The most common method that Chinese companies use to pass their products off as “foreign” is giving the brand a foreign sounding name. The worst offenders, (who incidentally often have the lowest quality products), will simply tack on a prefix or suffix from a famous international brand, such as “______ Valentino” (华伦天奴), and use a logo that bears a strong resemblance to the original. A good example of this intentional or malicious imitation of an international trademark is the Santa Barbara Polo brand (圣大保罗), which blatantly rips off of both the name and logo of the Polo by Ralph Lauren. An even better example is the Jordan brand (乔丹), based out of Jinjiang county in Fujian Province, which is a near exact rip of the Air Jordan brand.
A less common (but even more devious) method of foreign fakery is to register the trademark in Hong Kong or in a foreign country. Due to the relative convenience of registering a company in Hong Kong, as well as the developed nature of the fashion industries in both France and Italy, these three places are the most common targets for faking a Chinese brand’s “foreignness”.

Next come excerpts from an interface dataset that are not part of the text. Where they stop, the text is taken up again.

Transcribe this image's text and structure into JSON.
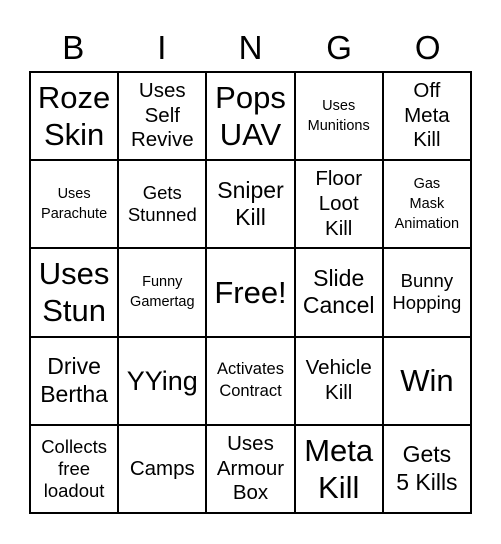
{
  "header": {
    "letters": [
      "B",
      "I",
      "N",
      "G",
      "O"
    ]
  },
  "grid": {
    "cells": [
      [
        "Roze\nSkin",
        "Uses\nSelf\nRevive",
        "Pops\nUAV",
        "Uses\nMunitions",
        "Off\nMeta\nKill"
      ],
      [
        "Uses\nParachute",
        "Gets\nStunned",
        "Sniper\nKill",
        "Floor\nLoot\nKill",
        "Gas\nMask\nAnimation"
      ],
      [
        "Uses\nStun",
        "Funny\nGamertag",
        "Free!",
        "Slide\nCancel",
        "Bunny\nHopping"
      ],
      [
        "Drive\nBertha",
        "YYing",
        "Activates\nContract",
        "Vehicle\nKill",
        "Win"
      ],
      [
        "Collects\nfree\nloadout",
        "Camps",
        "Uses\nArmour\nBox",
        "Meta\nKill",
        "Gets\n5 Kills"
      ]
    ]
  }
}
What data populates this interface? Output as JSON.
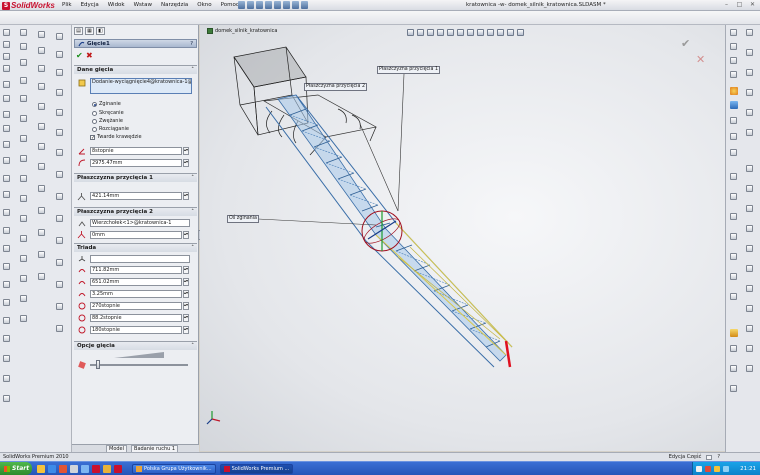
{
  "window": {
    "app_name": "SolidWorks",
    "doc_title": "kratownica -w- domek_silnik_kratownica.SLDASM *"
  },
  "menu": [
    "Plik",
    "Edycja",
    "Widok",
    "Wstaw",
    "Narzędzia",
    "Okno",
    "Pomoc"
  ],
  "property_manager": {
    "title": "Gięcie1",
    "help": "?",
    "groups": {
      "bend_data": {
        "label": "Dane gięcia",
        "body_field": "Dodanie-wyciągnięcie4@kratownica-1@domek",
        "options": [
          "Zginanie",
          "Skręcanie",
          "Zwężanie",
          "Rozciąganie"
        ],
        "selected_option": "Zginanie",
        "hard_edges_label": "Twarde krawędzie",
        "hard_edges_checked": true,
        "angle": "8stopnie",
        "radius": "2975.47mm"
      },
      "trim_plane_1": {
        "label": "Płaszczyzna przycięcia 1",
        "offset": "421.14mm"
      },
      "trim_plane_2": {
        "label": "Płaszczyzna przycięcia 2",
        "reference": "Wierzchołek<1>@kratownica-1",
        "offset": "0mm"
      },
      "triad": {
        "label": "Triada",
        "values": [
          "711.82mm",
          "651.02mm",
          "3.25mm",
          "270stopnie",
          "88.2stopnie",
          "180stopnie"
        ]
      },
      "bend_options": {
        "label": "Opcje gięcia"
      }
    }
  },
  "tree_tabs": [
    "Model",
    "Badanie ruchu 1"
  ],
  "viewport": {
    "tree_flyout_label": "domek_silnik_kratownica",
    "callouts": {
      "trim_plane_1": "Płaszczyzna przycięcia 1",
      "trim_plane_2": "Płaszczyzna przycięcia 2",
      "bend_axis": "Oś zginania"
    }
  },
  "status": {
    "left": "SolidWorks Premium 2010",
    "right": "Edycja Część"
  },
  "taskbar": {
    "start": "Start",
    "buttons": [
      "Polska Grupa Użytkownik...",
      "SolidWorks Premium ..."
    ],
    "clock": "21:21"
  },
  "colors": {
    "brand": "#c8102e",
    "selection_blue": "#1b3f8a",
    "truss_blue": "#6fa5d8",
    "bend_red": "#c0182a"
  }
}
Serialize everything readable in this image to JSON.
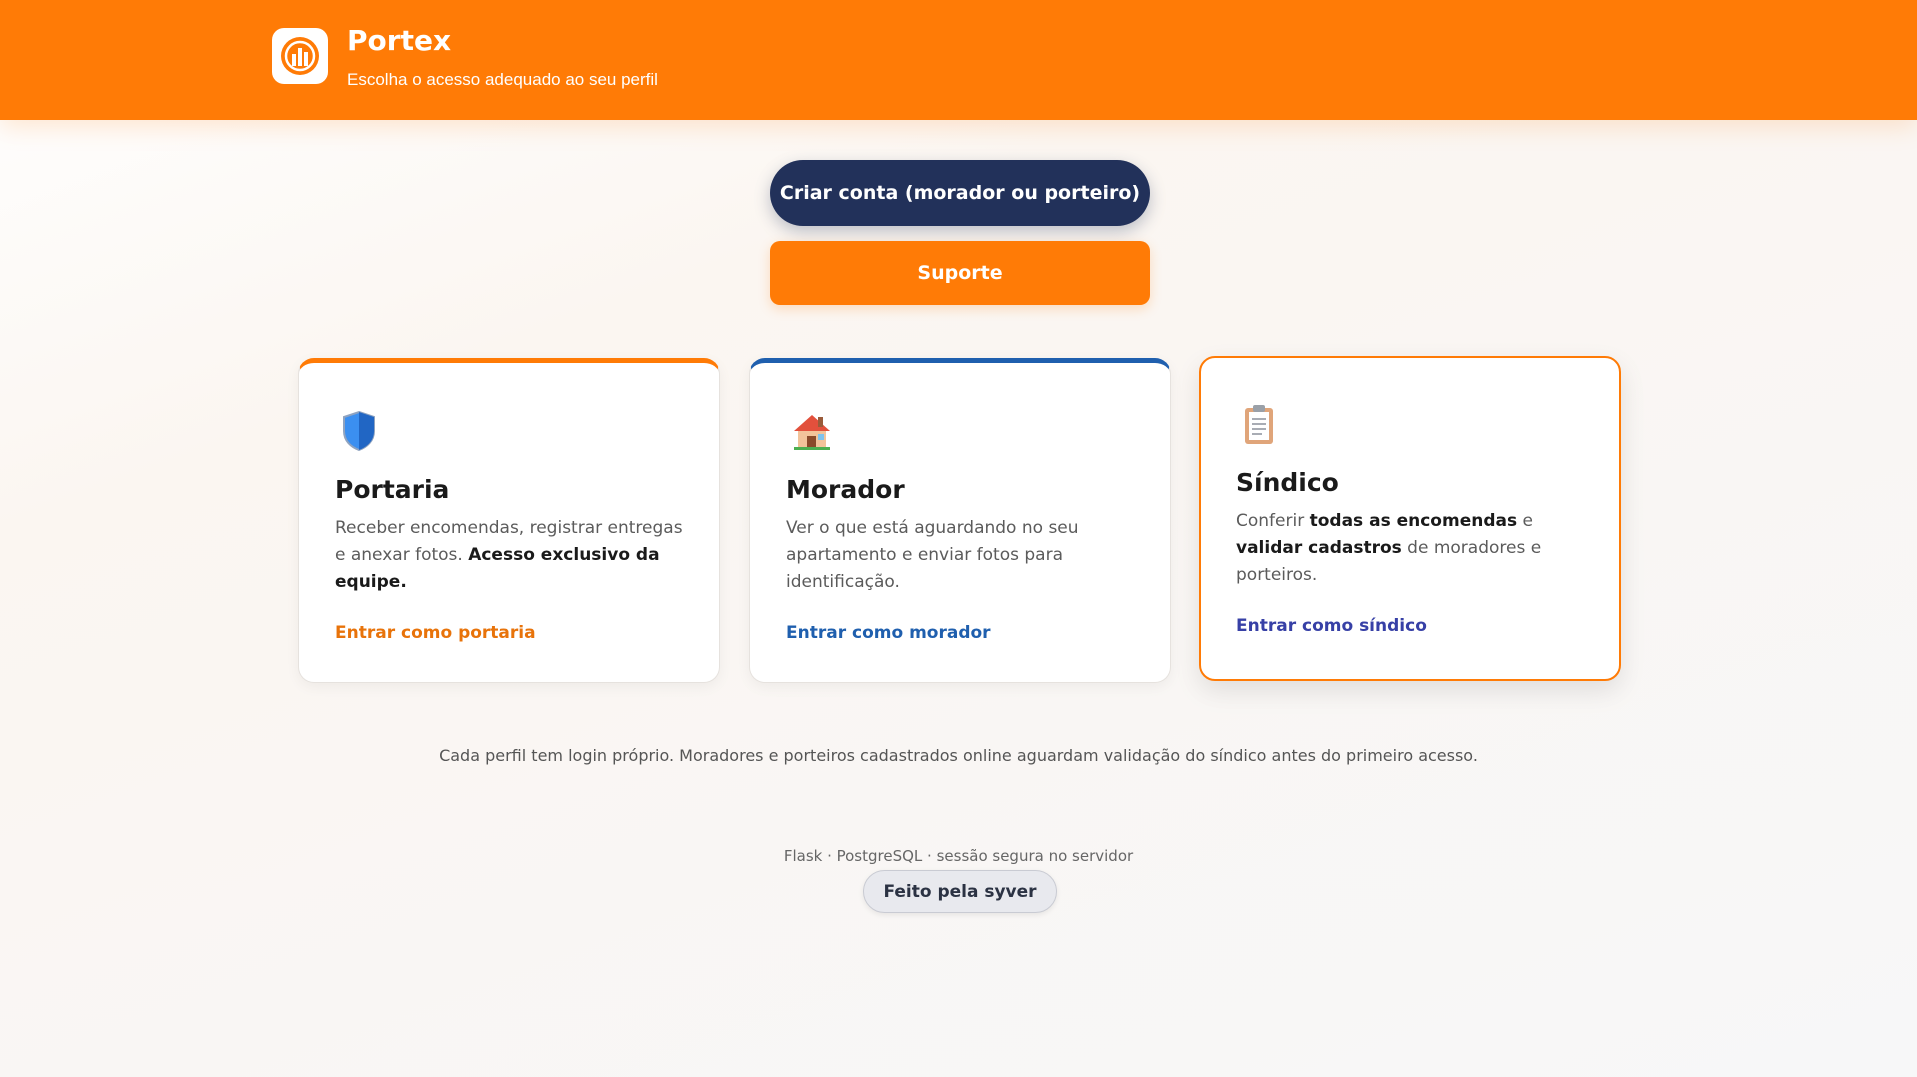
{
  "header": {
    "title": "Portex",
    "subtitle": "Escolha o acesso adequado ao seu perfil",
    "logo_icon": "building-logo-icon",
    "background_color": "#ff7b06"
  },
  "actions": {
    "create_account_label": "Criar conta (morador ou porteiro)",
    "support_label": "Suporte"
  },
  "cards": [
    {
      "id": "portaria",
      "icon": "shield-icon",
      "title": "Portaria",
      "desc_plain": "Receber encomendas, registrar entregas e anexar fotos. ",
      "desc_bold": "Acesso exclusivo da equipe.",
      "link": "Entrar como portaria",
      "accent": "#ff7b06"
    },
    {
      "id": "morador",
      "icon": "house-icon",
      "title": "Morador",
      "desc_plain": "Ver o que está aguardando no seu apartamento e enviar fotos para identificação.",
      "link": "Entrar como morador",
      "accent": "#1f5fae"
    },
    {
      "id": "sindico",
      "icon": "clipboard-icon",
      "title": "Síndico",
      "desc_1": "Conferir ",
      "desc_2": "todas as encomendas",
      "desc_3": " e ",
      "desc_4": "validar cadastros",
      "desc_5": " de moradores e porteiros.",
      "link": "Entrar como síndico",
      "accent": "#ff7b06"
    }
  ],
  "footer": {
    "note": "Cada perfil tem login próprio. Moradores e porteiros cadastrados online aguardam validação do síndico antes do primeiro acesso.",
    "tech": "Flask · PostgreSQL · sessão segura no servidor",
    "badge": "Feito pela syver"
  }
}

With the foreign registration method, it’s less likely that the Chinese brand’s name will closely resemble that of a well-known international brand. Instead of relying on that kind of cheap parlour trick, which many consumers are beginning to catch on to, more nefarious Chinese companies will directly register their trademark in Italy or France, which allows them to better conceal the truth and more convincingly market it as “foreign” made.
There are two different approaches to this method. The first is to hire a foreigner to register the trademark for the Chinese company, or for a foreigner to take the initiative themselves and then sell the trademark to a Chinese company. Once the “foreign” trademark is sold, then all of the design and production work is done domestically, while the trademark itself remains Italian or French. The second type is even more ingenious (and more difficult to spot): not only is the trademark registered abroad, but some products are also produced locally, after which they are shipped back to China to be copied and sold. According to an industry insider, “What’s happening is that only a single sample of each product will be made in Italy. The product will be brought in to China where they will be duplicated for a fraction of the price. It will still say “Made in Italy” on the tags, while in reality they will have been crafted in China.”
There are other ways to blur the cultural background of brands. The most literal way is to hire foreign models to be the “face” of the brand in advertisements, or to hire people to fabricate a more “European” sounding corporate culture story for the brand.
Here is the list of fake Italian trademarks in China (as filed by the Italian Trade Commission):
Nino Ferletti (尼诺·费雷)
San Marco (圣马可)
L&D/Leonardo Da Vinci (里奥纳多达芬奇)
Giorgio Giovani (乔治乔梵尼)
Dolce Rosa (愉悦玫瑰)
- China orders “Big Four” auditors to restructure (chinadailymail.com)
- Asda in China? That’ll be Mr Liu in Shenzhen (telegraph.co.uk)
- Ford takes legal action against Chinese company over knockoff F-150 (digitaltrends.com)
- China Trademark Squatting: The British Version. (chinalawblog.com)
From Global People Magazine (China)